The riot that took place on July 18, 1964 was inspired by a tragic event that had taken place only two days before. It was a hot summer day in the predominantly white neighborhood around East 70th Street, when a superintendent of one of the buildings pointed his hose in the direction of a few misbehaving African-American teenagers. The young boys were loitering around the same building that the superintendent was working. After refusing to move away from the area, one of the boys, fifteen year old James Powell chased the superintendent into the apartment. An officer who was patrolling nearby overheard the ruckus that they were making and approached the scene. The officer was in fact an NYPD Lieutenant by the name of Thomas Gilligan, who was also 16 year war veteran. Soon, James Powell and Thomas Gilligan came into a direct confrontation. James Powell who was wielding a knife attacked Gilligan, slashing him on the forearm. At this point Thomas fired his revolver, killing the teenager.
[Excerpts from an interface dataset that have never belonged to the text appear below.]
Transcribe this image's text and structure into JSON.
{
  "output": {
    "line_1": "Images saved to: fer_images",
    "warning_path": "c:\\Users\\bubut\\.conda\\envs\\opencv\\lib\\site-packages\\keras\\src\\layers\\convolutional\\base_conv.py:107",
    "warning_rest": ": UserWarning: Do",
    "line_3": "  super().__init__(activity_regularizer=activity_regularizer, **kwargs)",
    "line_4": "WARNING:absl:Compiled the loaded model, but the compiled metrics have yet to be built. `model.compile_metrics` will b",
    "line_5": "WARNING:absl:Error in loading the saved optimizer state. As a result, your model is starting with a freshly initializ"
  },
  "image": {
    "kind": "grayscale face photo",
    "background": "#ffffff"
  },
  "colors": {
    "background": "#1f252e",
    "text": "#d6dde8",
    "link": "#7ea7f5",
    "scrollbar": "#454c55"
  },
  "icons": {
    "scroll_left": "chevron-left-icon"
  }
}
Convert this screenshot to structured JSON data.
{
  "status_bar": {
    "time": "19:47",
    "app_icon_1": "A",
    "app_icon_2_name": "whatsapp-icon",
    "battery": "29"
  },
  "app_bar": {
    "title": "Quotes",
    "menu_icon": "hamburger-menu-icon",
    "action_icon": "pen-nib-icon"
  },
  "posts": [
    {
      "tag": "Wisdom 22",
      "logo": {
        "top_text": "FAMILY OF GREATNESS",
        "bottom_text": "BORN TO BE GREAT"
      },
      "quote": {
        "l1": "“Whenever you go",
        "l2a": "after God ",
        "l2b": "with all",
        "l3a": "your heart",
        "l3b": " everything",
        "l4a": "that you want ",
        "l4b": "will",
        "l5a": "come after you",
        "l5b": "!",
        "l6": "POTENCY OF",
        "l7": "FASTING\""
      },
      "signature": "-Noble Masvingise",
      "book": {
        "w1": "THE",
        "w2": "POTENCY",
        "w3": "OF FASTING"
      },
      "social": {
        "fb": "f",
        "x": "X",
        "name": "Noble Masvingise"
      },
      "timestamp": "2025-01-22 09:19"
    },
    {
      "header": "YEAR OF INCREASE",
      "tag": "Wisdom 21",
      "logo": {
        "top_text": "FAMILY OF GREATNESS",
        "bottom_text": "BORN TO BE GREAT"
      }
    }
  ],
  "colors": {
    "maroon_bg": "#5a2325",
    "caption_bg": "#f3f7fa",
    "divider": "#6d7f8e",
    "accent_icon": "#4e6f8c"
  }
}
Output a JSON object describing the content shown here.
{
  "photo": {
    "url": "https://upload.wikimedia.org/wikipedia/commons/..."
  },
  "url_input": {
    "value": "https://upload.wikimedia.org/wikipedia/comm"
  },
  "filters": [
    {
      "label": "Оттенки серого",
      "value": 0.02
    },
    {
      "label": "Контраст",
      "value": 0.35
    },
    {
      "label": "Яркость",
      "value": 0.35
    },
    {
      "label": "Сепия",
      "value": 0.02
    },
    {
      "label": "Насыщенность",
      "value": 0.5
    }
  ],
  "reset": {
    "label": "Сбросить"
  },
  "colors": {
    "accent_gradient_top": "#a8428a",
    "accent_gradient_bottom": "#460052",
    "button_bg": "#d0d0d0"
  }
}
After the incident many in the black community of Harlem, were seething with anger and outrage at the murder of a young boy. They wondered how Thomas Gilligan, a lieutenant and veteran could not resolve the conflict without killing Powell. After two days of uneasiness and mourning, on the night of James Powell's funeral, a crowd of angry people gathered around Reverend Nelson Duke. He enticed them with his speech to march to the police precinct and demand justice for the crime committed. The precinct was located on West 123rd Street in the center of Harlem. As the crowd arrived in front of the building they faced a police force that was already stationed there. The senior officer tried to pacify the crowd explaining that the event was being investigated by the district attorney. However, they were not satisfied with this answer and did not disburse. Some rioters on the roof top began to throw bottles and bricks at the police below. The Tactical Patrol Force was ordered to disperse them, and with their batons in hand they lunged towards the crowd. At one point the officers fired 2000 gun shots into the air to disperse the crowd. However, this further enraged the rioters and mobs that were fighting the police. Some of the rioters threw Molotov cocktails at them.


The riot, which lasted 6 days after the initial confrontation, was violent and bloody. Each day police officers, having lost patience and restraint, began firing their guns without warning at rioters. On July 22, in a second major confrontation throughout the six day rampage, over 1000 rioters clashed against a highly trained Tactical Patrol Force. Only one person died in the violence that took place, but many were injured. Throughout his trial, Thomas Gilligan maintained that Powell was wielding a knife. The district attorney ruled that he was not guilty and all charges against Gilligan were dropped. With extreme poverty and discrimination fueling their anger, the 1964 race riot was just one among many that would take place in the coming decades in American cities.